February 2013 WDS Parents: Listed below, by grade(s), are the recent activities and Hebrew learning that has taken place throughout this past month. Kindergarten: This month we learned the plural forms “boys” and “girls” and practiced the sentences: “Who are you?” “I am.”; “Are you a boy or a girl?”, “I am a.” We learned the verb give (noten/notenet) and the word kiss (neshikah), and reviewed family members. Before Purim we sang and danced and learned the words for clown (leitzan), mask (masekhah), and happy (same’ah/smehah). 1st grade: We introduced five new letters: ,
vocabulary for each letter. While learning Khaf Sofit we talked about the concept of the Sofiyot - the letters that have a special shape when at the end of a word. We are practicing reading longer words in Hebrew by sounding out the different vowels of new words and spotting key-words.
to the vocabulary for each of the letters. We are also practicing writing sentences and using full sentences in a conversation. We learned about the differences between HaMotzi and She’haKol blessing ( תכרבו ו
םחלה איצומ”"). We prepared for Purim by reading the story of Megillat Ester and learning about the main characters in the story. We also learned a few Purim songs. 3rd grade: Our main subject this month was “What I can do in Hebrew by myself?” The students are building sentences describing their abilities using the verbs can, read, write, play, hear, pray, etc. Before Purim we learned about the Mitzvot and Minhagim of Purim, Purim songs, and the Brakhah said before the reading of the Megillah.
4th grade: We completed the subject “wise in many ways,” discussing our different strengths: strong musical gifts, friendship and empathy, strength in using words, and more. Each student wrote and drew a booklet explaining the different ‘wisdoms.’ In the next few days, we will videotape ourselves presenting the different skills. In celebration of Purim we learned songs, played games, and learned about Mitzvot and Minhagim; what we do during Purim and why. 5th grade: In conclusion of the personal characteristics subject, each student began researching and writing a paper about one chosen trait (curious, kind, diligent, etc.) The paper will focus on definition, people who exhibit the chosen trait (for example, Baron Edmond James de Rothschild - generosity), and more.

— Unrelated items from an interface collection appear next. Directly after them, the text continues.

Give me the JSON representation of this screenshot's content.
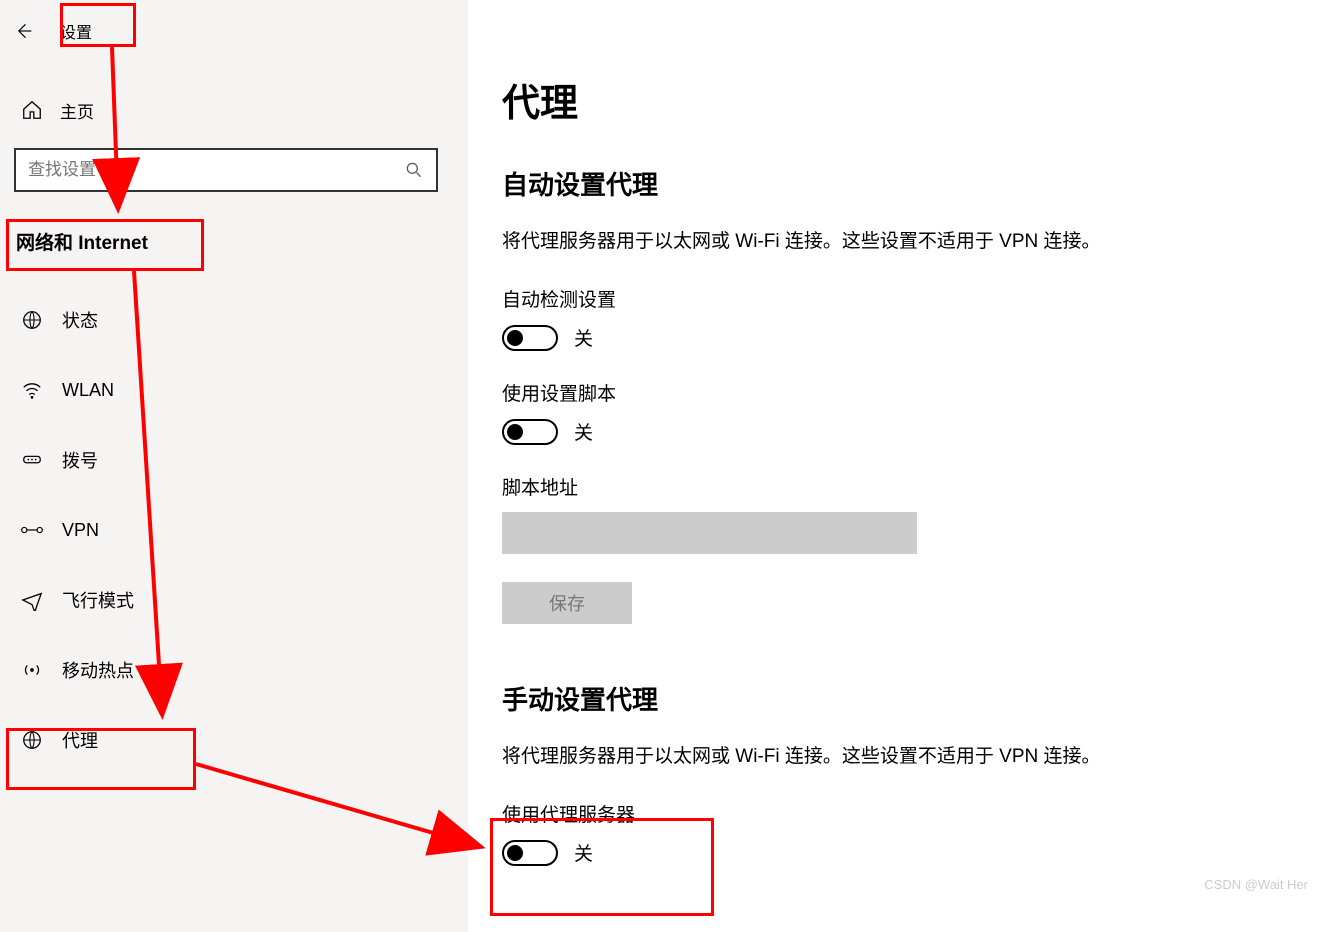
{
  "header": {
    "window_title": "设置"
  },
  "sidebar": {
    "home_label": "主页",
    "search_placeholder": "查找设置",
    "category_label": "网络和 Internet",
    "items": [
      {
        "icon": "globe-status-icon",
        "label": "状态"
      },
      {
        "icon": "wifi-icon",
        "label": "WLAN"
      },
      {
        "icon": "dialup-icon",
        "label": "拨号"
      },
      {
        "icon": "vpn-icon",
        "label": "VPN"
      },
      {
        "icon": "airplane-icon",
        "label": "飞行模式"
      },
      {
        "icon": "hotspot-icon",
        "label": "移动热点"
      },
      {
        "icon": "globe-icon",
        "label": "代理"
      }
    ]
  },
  "main": {
    "page_title": "代理",
    "auto": {
      "section_title": "自动设置代理",
      "desc": "将代理服务器用于以太网或 Wi-Fi 连接。这些设置不适用于 VPN 连接。",
      "detect_label": "自动检测设置",
      "detect_state": "关",
      "script_label": "使用设置脚本",
      "script_state": "关",
      "script_addr_label": "脚本地址",
      "save_label": "保存"
    },
    "manual": {
      "section_title": "手动设置代理",
      "desc": "将代理服务器用于以太网或 Wi-Fi 连接。这些设置不适用于 VPN 连接。",
      "use_proxy_label": "使用代理服务器",
      "use_proxy_state": "关"
    }
  },
  "watermark": "CSDN @Wait Her"
}
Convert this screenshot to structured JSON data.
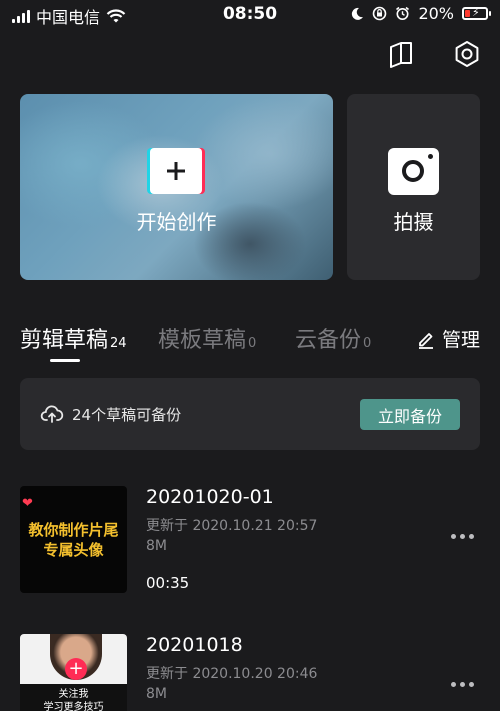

The research is done with guiding questions and the writing process will follow several drafts written only after the research part is completed. For Purim we learned the Mitzvot and Minhagim in depth, and played a few Purim games. Middle School: The students finished reading the story “The Cap Merchant” based on a familiar folktale “Cap Merchant and Monkeys,” and prepared comic-strips based on the story. In conclusion of “The Thinking Caps” subject, the students are engaged in a creative project in which each has to present one or several of the thinking caps in a manner of their choice. These will be shared with the class (and graded). We learned about the Mitzvot and Minhagim of Purim and began reading parts of Megillat Ester. We will finish shortly and move on to something new. All the best, Morah Anat, Giveret Eliyahu, and Morah Maayan
FOLHETO INFORMATIVO: INFORMAÇÃO PARA O UTILIZADOR Alipur 5 mg + 5 mg pastilha Cloro-hexidina + Benzocaína Este folheto contém informações importantes para si. Leia-o atentamente. Este medicamento pode ser adquirido sem receita médica. No entanto, é necessário utilizar Alipur com precaução para obter os devidos resultados. Conserve este folheto. Pode ter necessidade de o reler. Caso p
Cultural Details: Rudbeckia There are two classes of Rudbeckia, or ‘Black-eyed Susan’ – annual bedding types and and perennial border varieties, which will be dealt with separately here. We also include the Purple Coneflower, Echinacea purpurea, as a perennial type. ANNUAL VARIETIES Annual Rudbeckias make excellent bedding plants, particularly later in the year, with their